Jonathan has previously appeared in BBC Science programmes such as “Rough Science” and now runs the Creative Science Centre in Sussex.
“The Nobel prize was a surprise that couldn’t be more timely for us – Graphene is a wonderful material that has been on the ‘wish list’ of theoretical science for a long time before it actually existed”, says Carla Bittencourt, Chair of NanoTP. “It’s a great playground for the scientists in our project. Tools that we have developed to study other forms of carbon like nanotubes are all in place, it means graphene will rapidly make the transition from basic science to real-world applications. I hope that awarding the prize to Graphene will call the attention of funding agencies to the importance of ‘scientific curiosity’ in the centre of research projects”.
NanoTP involves more than 150 scientists from 24 different countries working in the field of nanotechnology.
“NanoTP brings together scientists from across Europe, America and Asia, to pool resources and ideas, and cross geographical and scientific borders”, says Chris Ewels, vice-chair of NanoTP.
“For us it’s important to communicate with the public.

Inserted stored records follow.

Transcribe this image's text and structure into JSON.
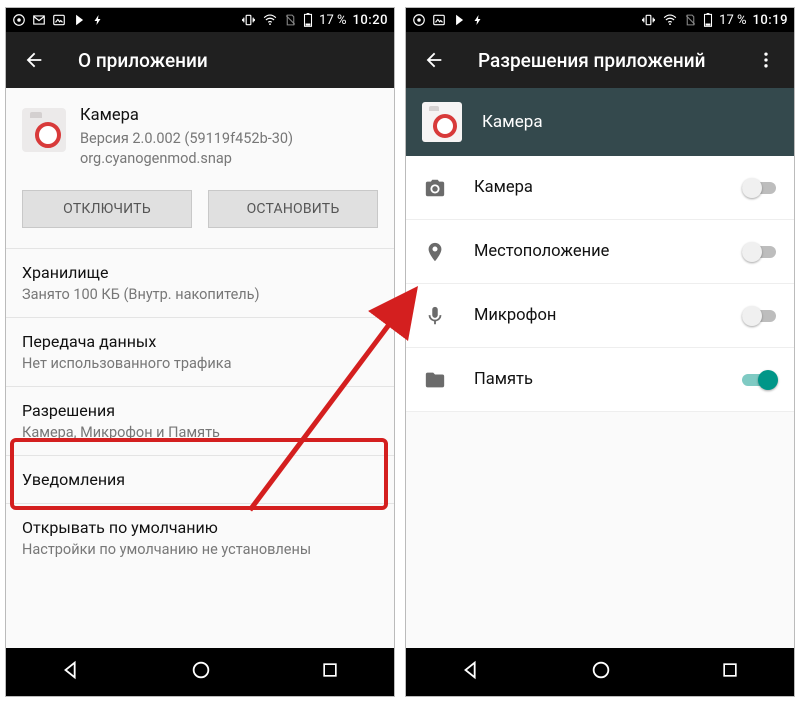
{
  "left": {
    "status": {
      "battery_text": "17 %",
      "time": "10:20"
    },
    "appbar": {
      "title": "О приложении"
    },
    "app": {
      "name": "Камера",
      "version_line": "Версия 2.0.002 (59119f452b-30)",
      "package": "org.cyanogenmod.snap"
    },
    "buttons": {
      "disable": "ОТКЛЮЧИТЬ",
      "stop": "ОСТАНОВИТЬ"
    },
    "items": {
      "storage": {
        "title": "Хранилище",
        "subtitle": "Занято 100 КБ (Внутр. накопитель)"
      },
      "data": {
        "title": "Передача данных",
        "subtitle": "Нет использованного трафика"
      },
      "permissions": {
        "title": "Разрешения",
        "subtitle": "Камера, Микрофон и Память"
      },
      "notifs": {
        "title": "Уведомления"
      },
      "defaults": {
        "title": "Открывать по умолчанию",
        "subtitle": "Настройки по умолчанию не установлены"
      }
    }
  },
  "right": {
    "status": {
      "battery_text": "17 %",
      "time": "10:19"
    },
    "appbar": {
      "title": "Разрешения приложений"
    },
    "header_app": "Камера",
    "perms": [
      {
        "icon": "camera",
        "label": "Камера",
        "on": false
      },
      {
        "icon": "location",
        "label": "Местоположение",
        "on": false
      },
      {
        "icon": "mic",
        "label": "Микрофон",
        "on": false
      },
      {
        "icon": "storage",
        "label": "Память",
        "on": true
      }
    ]
  }
}
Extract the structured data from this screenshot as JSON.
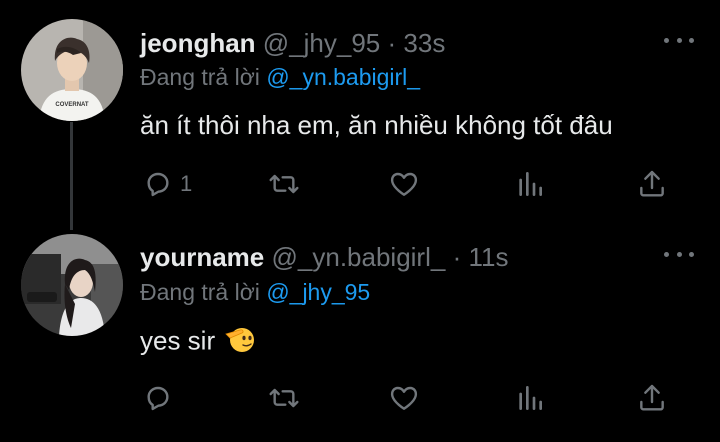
{
  "tweets": [
    {
      "display_name": "jeonghan",
      "handle": "@_jhy_95",
      "separator": "·",
      "time": "33s",
      "reply_prefix": "Đang trả lời",
      "reply_to": "@_yn.babigirl_",
      "text": "ăn ít thôi nha em, ăn nhiều không tốt đâu",
      "reply_count": "1",
      "avatar_shirt_text": "COVERNAT"
    },
    {
      "display_name": "yourname",
      "handle": "@_yn.babigirl_",
      "separator": "·",
      "time": "11s",
      "reply_prefix": "Đang trả lời",
      "reply_to": "@_jhy_95",
      "text": "yes sir",
      "emoji": "saluting-face",
      "reply_count": ""
    }
  ],
  "colors": {
    "background": "#000000",
    "text": "#e7e9ea",
    "secondary": "#71767b",
    "link": "#1d9bf0",
    "thread_line": "#333639"
  },
  "icons": [
    "reply-icon",
    "retweet-icon",
    "like-icon",
    "views-icon",
    "share-icon",
    "more-icon"
  ]
}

People want to know about nanoscience and its implications for the future, and as scientists working in this area we have a responsibility to get involved in the public debate.”
In October 2010 the Nobel Prize for Physics was won by Andre Geim and Konstantin Novoselov at Manchester University for their work on graphene but if you are left wondering just what graphene is and how it fits in the carbon family then watch this video made by VegaScienceTrust.
To watch the videos, please visit the website below: http://www.cost.eu/library/videos/Graphene-and-the-Carbon-Revolution